Maine Republican Made History
'MAINE Republican Made History Twice," was part of one of the headlines noting the recent demise of former United States Sen. Margaret Chase Smith.
But that might have understated it. She was the first woman elected to both houses of Congress, and the first woman whose name was placed in nomination for president at the convention of a major political party (the Republicans in 1964).
There were other firsts, though: Although she entered the House of Representatives as successor to her husband, Clyde Smith, a generation older than she, she was the first woman to enter the Senate without first being appointed to the position.
During World War II she became the first civilian woman ever to go to sea in a Navy ship in wartime: This was on the occasion of her traveling to Boston in a destroyer built in Bath, Maine.
Toward the end of the Korean War, she became the first woman to head a major congressional investigation, when she chaired a Senate subcommittee looking into reports of ammunition shortages in war zones.
But she was better known for denouncing, in 1950, the anticommunist witch hunt led by her Republican colleague, Joseph McCarthy of Wisconsin, on the Senate floor.
In a 15-minute speech remembered as her "declaration of conscience," she charged the Democratic administration of the day (Harry Truman's) with having "pitifully failed to provide effective leadership," but went on, "I don't want to see the Republican Party ride to political victory on the four horsemen of calumny - fear, ignorance, bigotry, and smear."
She was pleased to note afterward that it had been said - by Bernard Baruch, as she recalled - that if a man had made the speech, he would have been elected president.
This early blast against McCarthy made Senator Smith the Republican that liberals loved to love. She supported Franklin Roosevelt's New Deal.
But she was no cream puff. She was a strong advocate of US military strength and served on defense-related committees; that's how she got onto that destroyer heading for Boston Harbor. She even criticized John Kennedy, a president not generally regarded as deficient in machismo, because she thought he lacked the will to use nuclear weapons against the Soviets.
She entered the Senate nearly half a century ago, and yet until the 1992 elections, there were never more than one or two women in that chamber at the same time.
Long before the Interstate Highway System smoothed the drive, she traveled regularly to Maine on weekends, to keep in touch. Although from modest means and without a college education, she never accepted a campaign contribution, on the grounds that this might leave contributors feeling they were owed something beyond a senator's faithful public service.

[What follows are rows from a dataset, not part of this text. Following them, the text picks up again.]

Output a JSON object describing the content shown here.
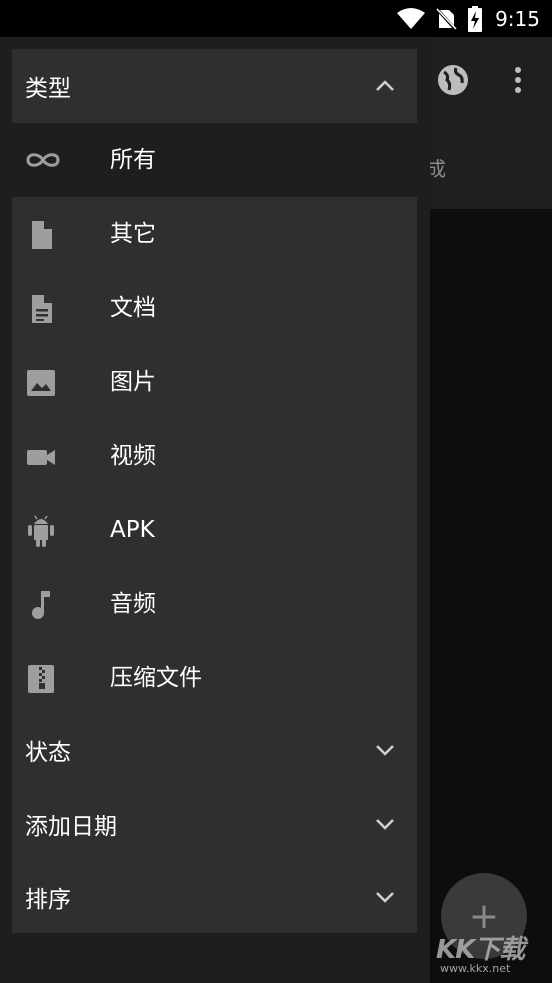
{
  "status": {
    "time": "9:15"
  },
  "app": {
    "tab_text": "成",
    "body_text": "/",
    "fab_symbol": "+"
  },
  "watermark": {
    "main": "KK下载",
    "url": "www.kkx.net"
  },
  "drawer": {
    "type_section": {
      "title": "类型"
    },
    "all_item": {
      "label": "所有"
    },
    "items": [
      {
        "label": "其它",
        "icon": "file-icon"
      },
      {
        "label": "文档",
        "icon": "document-icon"
      },
      {
        "label": "图片",
        "icon": "image-icon"
      },
      {
        "label": "视频",
        "icon": "video-icon"
      },
      {
        "label": "APK",
        "icon": "android-icon"
      },
      {
        "label": "音频",
        "icon": "music-note-icon"
      },
      {
        "label": "压缩文件",
        "icon": "archive-icon"
      }
    ],
    "sections": [
      {
        "title": "状态"
      },
      {
        "title": "添加日期"
      },
      {
        "title": "排序"
      }
    ]
  },
  "colors": {
    "icon": "#9e9e9e",
    "card": "#2f2f2f",
    "drawer": "#1e1e1e"
  }
}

She clearly benefited from the New England tradition of face-to-face politics; one wonders how she could have maintained this policy if she had represented a large state like California or Texas. One also wonders what she would have thought of Bob Dole's condemning Hollywood sleaze, even as he says he will keep campaign contributions from media conglomerate Time Warner - just to show he can't be bought, presumably. Olympia Snowe is a Maine Republican in her first term in the Senate after a number of terms in the House; she has remarked that when she is introduced on the Senate floor as "the senator from Maine" she often thinks of Smith, of her courage and integrity.
Was Smith a feminist?
"Women are people, just like anyone else," was her answer to that one. "They should expect office only on the basis of personal qualifications. Of course, some would say that's what a feminist is: someone who thinks women are people, just like anyone else.